Money would also likely go into cyber capabilities and satellites, Blaxland added. China’s leaders have routinely sought to justify the country’s military modernisation by linking defence spending to rapid GDP growth. But growth of 7.4 percent last year was the slowest in 24 years, and a further slowdown to around 7 percent is expected in 2015.
“We have achieved so much success with reform and opening up, we have not relied on gunboats to develop roads, but instead we have relied on complete and mutual beneficial cooperation,” Fu said. “We have been successful on this road, the road of peaceful development. We will adhere to the path of peaceful development.”
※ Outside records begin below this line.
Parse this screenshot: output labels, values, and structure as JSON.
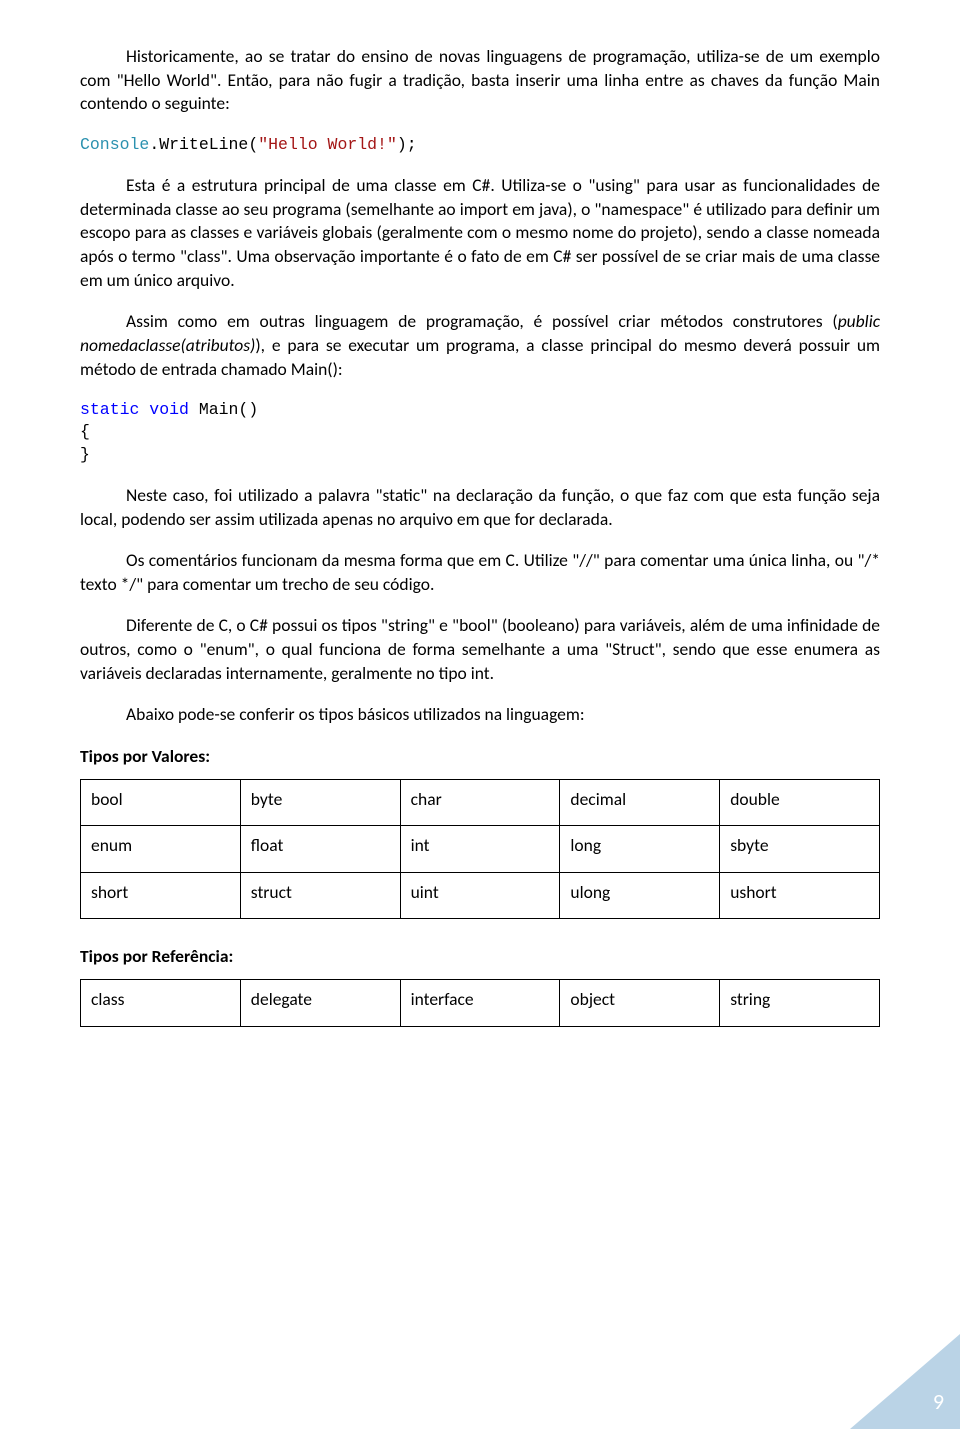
{
  "para1_a": "Historicamente, ao se tratar do ensino de novas linguagens de programação, utiliza-se de um exemplo com \"Hello World\". Então, para não fugir a tradição, basta inserir uma linha entre as chaves da função Main contendo o seguinte:",
  "code1_teal": "Console",
  "code1_mid": ".WriteLine(",
  "code1_str": "\"Hello World!\"",
  "code1_end": ");",
  "para2": "Esta é a estrutura principal de uma classe em C#. Utiliza-se o \"using\" para usar as funcionalidades de determinada classe ao seu programa (semelhante ao import em java), o \"namespace\" é utilizado para definir um escopo para as classes e variáveis globais (geralmente com o mesmo nome do projeto), sendo a classe nomeada após o termo \"class\". Uma observação importante é o fato de em C# ser possível de se criar mais de uma classe em um único arquivo.",
  "para3_a": "Assim como em outras linguagem de programação, é possível criar métodos construtores (",
  "para3_italic": "public nomedaclasse(atributos)",
  "para3_b": "), e para se executar um programa, a classe principal do mesmo deverá possuir um método de entrada chamado Main():",
  "code2_kw": "static void",
  "code2_name": " Main()",
  "code2_open": "{",
  "code2_close": "}",
  "para4": "Neste caso, foi utilizado a palavra \"static\" na declaração da função, o que faz com que esta função seja local, podendo ser assim utilizada apenas no arquivo em que for declarada.",
  "para5": "Os comentários funcionam da mesma forma que em C. Utilize \"//\" para comentar uma única linha, ou \"/* texto */\" para comentar um trecho de seu código.",
  "para6": "Diferente de C, o C# possui os tipos \"string\" e \"bool\" (booleano) para variáveis, além de uma infinidade de outros, como o \"enum\", o qual funciona de forma semelhante a uma \"Struct\", sendo que esse enumera as variáveis declaradas internamente, geralmente no tipo int.",
  "para7": "Abaixo pode-se conferir os tipos básicos utilizados na linguagem:",
  "label_values": "Tipos por Valores:",
  "table_values": [
    [
      "bool",
      "byte",
      "char",
      "decimal",
      "double"
    ],
    [
      "enum",
      "float",
      "int",
      "long",
      "sbyte"
    ],
    [
      "short",
      "struct",
      "uint",
      "ulong",
      "ushort"
    ]
  ],
  "label_ref": "Tipos por Referência:",
  "table_ref": [
    [
      "class",
      "delegate",
      "interface",
      "object",
      "string"
    ]
  ],
  "page_number": "9"
}
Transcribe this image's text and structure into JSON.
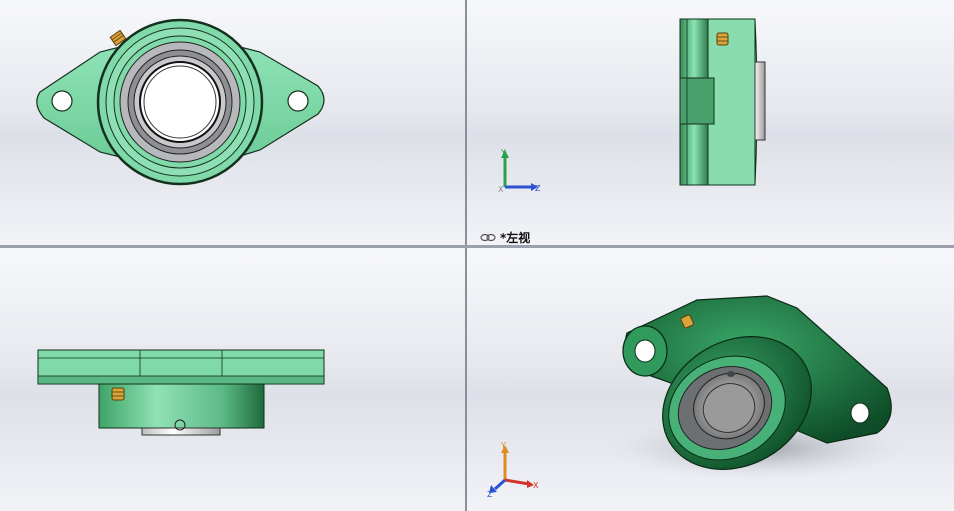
{
  "views": {
    "front": {
      "name": "front-view"
    },
    "left": {
      "name": "left-view",
      "label": "*左视"
    },
    "top": {
      "name": "top-view"
    },
    "iso": {
      "name": "isometric-view"
    }
  },
  "triad": {
    "left_view": {
      "y": "Y",
      "x": "X",
      "z": "Z"
    },
    "iso_view": {
      "y": "Y",
      "x": "X",
      "z": "Z"
    }
  },
  "colors": {
    "body_green": "#7fd9a8",
    "dark_green": "#1f6a3c",
    "bearing_gray": "#a9aaad",
    "grease_fitting": "#d9a43a",
    "axis_y": "#2aa24a",
    "axis_z": "#2a52d2",
    "axis_x_iso": "#d2332a",
    "axis_y_iso": "#e08a20"
  }
}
The US military and diplomatic “rebalancing” towards Asia and President Xi Jinping’s crackdown on corruption in the People’s Liberation Army, which has caused some disquiet in the ranks, are among the other factors that have kept military spending high, experts have said. Beijing also says it faces a threat from Islamist militants in the far western region of Xinjiang, and is drafting a new anti-terror law that will create a legal framework for sending troops abroad on counter-terrorism missions.